Figure 4. A CCD image of the Gegenschein, taken on 1st November 1997 at Hale Pohaku (2800 m, Hawaii) with a 10 min exposure time and a field of view of 101° x68°. The image was taken at the highest altitude of the Gegenschein (near the center of the frame). Our Galaxy is located on the left side, and airglow and atmospheric light at lower altitudes can be seen near the edge of the frame.

Figure 4. A CCD image of the Gegenschein, taken on 1st November 1997 at Hale Pohaku (2800 m, Hawaii) with a 10 min exposure time and a field of view of 101° x68°. The image was taken at the highest altitude of the Gegenschein (near the center of the frame). Our Galaxy is located on the left side, and airglow and atmospheric light at lower altitudes can be seen near the edge of the frame.

The Gegenschein is a faint patch of the ZL seen near the anti-solar direction. A comprehensive review of the observational history of the Gegenschein in the pre-CCD photometry era was given in [16]. The advantages of the CCD instrument are apparent when taking images of a faint and diffuse object, such as the Gegenschein. That is, CCD photometry of the Gegenschein can be obtained using shorter exposures than are required for conventional photography: compare the 50 s exposure of [4] or the 20 min one of [17] using CCD instruments, to the 1 hour exposure of [18] which required a photographic plate. In photoelectric observations of the Gegenschein, as reported by [19], the 2D-brightness distribution of the Gegenschein was deduced from a combination of data measured at different points, e.g. 5° intervals in ecliptic longitude and 3° intervals in ecliptic latitude, whereas CCD photometry can image a larger region of the sky in one exposure, i.e. 46°x31° [4], 98°x66° [17] (see 101°x68° in Figure 4).

The position of maximum brightness of the Gegenschein provides useful information on the spatial distribution of the zodiacal cloud beyond 1 AU. It is generally believed that the latitude of the Gegenschein shows a seasonal variation. Figure 5, cited from [17], shows considerable scatter, suggesting that the symmetry plane of the zodiacal cloud cannot be defined by one simple plane, such as the invariant plane of the Solar System. Furthermore, the existence of dust bands found in [5] in the region of the Gegenschein, described later, may cause such scattering of the observation results. Searches for seasonal variation in the position, size, shape and brightness distribution of the Gegenschein will be important scientific objectives for the new CCD instrumental].

Gegenschein Longitude (deg.)

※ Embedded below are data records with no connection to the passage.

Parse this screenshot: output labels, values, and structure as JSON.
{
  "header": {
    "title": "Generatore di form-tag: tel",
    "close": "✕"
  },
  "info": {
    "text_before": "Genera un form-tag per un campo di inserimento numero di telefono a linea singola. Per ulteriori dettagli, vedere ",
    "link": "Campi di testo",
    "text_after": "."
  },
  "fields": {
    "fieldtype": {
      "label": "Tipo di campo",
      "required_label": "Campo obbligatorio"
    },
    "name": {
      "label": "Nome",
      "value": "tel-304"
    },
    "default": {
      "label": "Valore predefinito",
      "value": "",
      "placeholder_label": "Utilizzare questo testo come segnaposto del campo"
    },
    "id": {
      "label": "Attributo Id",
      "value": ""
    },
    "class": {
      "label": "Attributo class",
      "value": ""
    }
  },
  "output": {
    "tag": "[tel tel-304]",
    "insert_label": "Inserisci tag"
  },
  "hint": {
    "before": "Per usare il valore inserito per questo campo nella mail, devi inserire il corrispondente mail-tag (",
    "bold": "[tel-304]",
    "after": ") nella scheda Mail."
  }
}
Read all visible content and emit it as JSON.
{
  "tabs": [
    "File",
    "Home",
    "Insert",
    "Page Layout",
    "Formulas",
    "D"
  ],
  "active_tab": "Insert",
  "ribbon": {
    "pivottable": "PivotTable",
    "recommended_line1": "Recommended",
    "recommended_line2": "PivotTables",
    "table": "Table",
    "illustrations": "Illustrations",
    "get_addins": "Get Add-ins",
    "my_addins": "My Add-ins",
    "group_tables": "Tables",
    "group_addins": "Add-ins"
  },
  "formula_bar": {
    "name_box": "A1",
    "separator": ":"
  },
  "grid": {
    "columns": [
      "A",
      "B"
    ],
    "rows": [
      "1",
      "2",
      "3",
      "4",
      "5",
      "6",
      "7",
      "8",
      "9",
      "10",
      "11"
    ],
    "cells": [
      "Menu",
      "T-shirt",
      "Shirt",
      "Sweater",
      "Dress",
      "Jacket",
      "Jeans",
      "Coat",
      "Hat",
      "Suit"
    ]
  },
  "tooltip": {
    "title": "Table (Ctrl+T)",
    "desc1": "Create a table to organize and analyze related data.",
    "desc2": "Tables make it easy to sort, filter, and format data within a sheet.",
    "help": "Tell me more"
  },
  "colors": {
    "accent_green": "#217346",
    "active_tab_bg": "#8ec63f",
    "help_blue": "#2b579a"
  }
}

Figure 5. The position of the maximum brightness of the Gegenschein cited from [17].

Gegenschein Longitude (deg.)

Figure 5. The position of the maximum brightness of the Gegenschein cited from [17].

Was this article helpful?

0 0

Post a comment